I had a MRI on my knee scheduled for this week, but wasn’t able to get it done.
I have a BAHA (Bone Anchored Hearing Aid) implant and was supposed to bring a card that was issued after surgery regarding the BAHA and MRI safety. However, I lost that card a long time ago.
I showed up for my MRI and the technician refused to do it without any safety documentation.
I went home and tried to find the card, but never did. However, I did find a prescription that was written for me two years ago that I never filled.
For some reason, stuff like this happens to me a lot. Oh well, I guess that’s how it goes when you have a laid-back, free-spirited, type B personality.
The bandage is off my head now and the incision is healing nicely.
The BAHA surgery involves drilling into the skull, so it sounds like it would be extremely painful. However, the pain is fairly minimal.
My biggest struggles right now are getting very dizzy whenever I first stand up and everything taste bad. Temporally losing taste is not uncommon whenever surgery is done on your ears, because there are a lot of nerves that run through that area and into the sinus cavity.
This isn’t the first time I have had some nerve damage after an ear surgery and I have never had any long lasting complications. Therefore, I am not worried about losing my ability taste food at the moment.
Overall, things are going well. I am mostly resting and watching an enormous amount of documentaries.
I broke my hearing aid and I don’t think it can be repaired. The insides are popping out of the hearing aid. It looks really bad.
If there was a way to fix hearing loss, would I want it?
That’s actually a tough question for me. At times, I would say, “yes.” I want to hear things other people can hear. I want to hear things I have never heard before. I don’t want to worry about batteries dying at inopportune times or hearing aids getting broken and in need of immediate repair.
However, I am not sure I would be happy with normal hearing. I started wearing hearing aids at 12 years old. I am used to a quite world. I am used to turning off the world at anytime. I am not easily disturbed by loud noises when I am trying to sleep, because I can’t hear them.
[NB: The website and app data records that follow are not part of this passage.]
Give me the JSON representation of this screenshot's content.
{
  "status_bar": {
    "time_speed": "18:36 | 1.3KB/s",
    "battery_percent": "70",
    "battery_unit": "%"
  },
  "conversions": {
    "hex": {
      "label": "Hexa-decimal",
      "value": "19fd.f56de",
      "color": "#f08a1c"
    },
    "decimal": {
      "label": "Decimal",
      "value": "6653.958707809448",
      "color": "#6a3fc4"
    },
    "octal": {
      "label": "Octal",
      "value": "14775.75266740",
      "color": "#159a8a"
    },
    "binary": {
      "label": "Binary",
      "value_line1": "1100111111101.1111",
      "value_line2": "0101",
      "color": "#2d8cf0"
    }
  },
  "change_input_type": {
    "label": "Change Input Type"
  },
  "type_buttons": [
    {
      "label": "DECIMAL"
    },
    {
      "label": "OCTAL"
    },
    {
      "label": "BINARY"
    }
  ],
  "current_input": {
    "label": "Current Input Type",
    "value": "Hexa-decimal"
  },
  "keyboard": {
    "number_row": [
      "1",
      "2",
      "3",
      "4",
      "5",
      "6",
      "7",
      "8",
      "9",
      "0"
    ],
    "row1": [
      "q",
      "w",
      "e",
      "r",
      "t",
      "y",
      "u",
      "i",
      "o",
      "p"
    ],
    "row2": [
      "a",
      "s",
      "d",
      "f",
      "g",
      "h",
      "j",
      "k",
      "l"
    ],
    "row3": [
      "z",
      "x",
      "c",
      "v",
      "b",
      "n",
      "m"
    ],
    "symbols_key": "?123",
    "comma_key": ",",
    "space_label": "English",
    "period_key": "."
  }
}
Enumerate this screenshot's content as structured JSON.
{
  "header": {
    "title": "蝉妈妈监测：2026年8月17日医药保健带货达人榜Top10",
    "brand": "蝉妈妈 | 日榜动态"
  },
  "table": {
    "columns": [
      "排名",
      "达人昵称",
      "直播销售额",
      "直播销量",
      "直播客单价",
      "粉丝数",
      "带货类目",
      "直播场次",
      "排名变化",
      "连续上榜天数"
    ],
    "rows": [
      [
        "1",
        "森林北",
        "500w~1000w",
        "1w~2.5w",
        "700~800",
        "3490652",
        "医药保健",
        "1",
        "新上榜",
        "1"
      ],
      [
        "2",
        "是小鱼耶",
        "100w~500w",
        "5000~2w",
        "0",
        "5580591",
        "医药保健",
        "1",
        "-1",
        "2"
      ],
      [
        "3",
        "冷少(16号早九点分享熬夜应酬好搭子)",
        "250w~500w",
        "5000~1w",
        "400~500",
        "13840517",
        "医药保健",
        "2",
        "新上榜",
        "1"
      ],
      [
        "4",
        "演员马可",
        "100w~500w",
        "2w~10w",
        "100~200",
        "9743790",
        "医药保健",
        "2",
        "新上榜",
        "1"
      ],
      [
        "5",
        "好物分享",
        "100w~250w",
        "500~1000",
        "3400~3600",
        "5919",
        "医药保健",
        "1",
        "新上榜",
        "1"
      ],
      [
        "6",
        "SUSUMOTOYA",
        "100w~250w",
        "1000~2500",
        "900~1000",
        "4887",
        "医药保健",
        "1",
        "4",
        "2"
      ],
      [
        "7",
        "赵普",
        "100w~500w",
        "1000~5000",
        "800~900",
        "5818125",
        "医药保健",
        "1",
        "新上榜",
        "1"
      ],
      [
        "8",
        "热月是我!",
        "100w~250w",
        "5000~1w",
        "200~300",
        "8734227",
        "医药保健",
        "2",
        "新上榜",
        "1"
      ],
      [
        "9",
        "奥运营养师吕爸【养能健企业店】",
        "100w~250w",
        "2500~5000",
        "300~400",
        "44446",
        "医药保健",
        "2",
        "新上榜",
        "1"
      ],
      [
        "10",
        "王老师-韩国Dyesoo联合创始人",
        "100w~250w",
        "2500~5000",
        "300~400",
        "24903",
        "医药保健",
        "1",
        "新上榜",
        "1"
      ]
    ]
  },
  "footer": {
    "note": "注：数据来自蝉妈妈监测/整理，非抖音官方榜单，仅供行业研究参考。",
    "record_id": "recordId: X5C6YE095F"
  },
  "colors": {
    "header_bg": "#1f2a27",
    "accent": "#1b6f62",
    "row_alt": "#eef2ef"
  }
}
If I had normal hearing, it would probably cause be to feel stressed and irritated. Maybe I would eventually get used to it. Maybe I would miss the days of being able to turn off all the noise in the world around me.
Honestly, I don’t know what I would decide if the option ever becomes available.
I was in CVS and a women tapped me on my shoulder. She pointed to my hearing aids and asked if I was deaf (using sign language and her voice). I responded back (speaking and signing), “No. I am not deaf; I am hard of hearing.”
The lady told me about her granddaughter. The child was born with a hearing impairment and the women was afraid of how it would affect the child’s life. She asked me about my hearing problems. If I was able to go to college and if I was able to work.
I told her I was born with an inner ear deformity that caused me to lose my hearing at a very young age. I had a series of operations to help fix the deformity and to prevent anymore loss of hearing.
I told her I did go to college, I have a Master’s degree, and a good job. Basically, I did well even though I am hearing impaired.
I gave her information on local resources that could help by teaching the family sign language, provide assistive hearing devices, finding professional speech therapist, and anything else they may need.
The women thanked me and was in tears when she left the store. I believe she felt hopeful for her grandchild.
I believe that little girl is achieving her full potential today.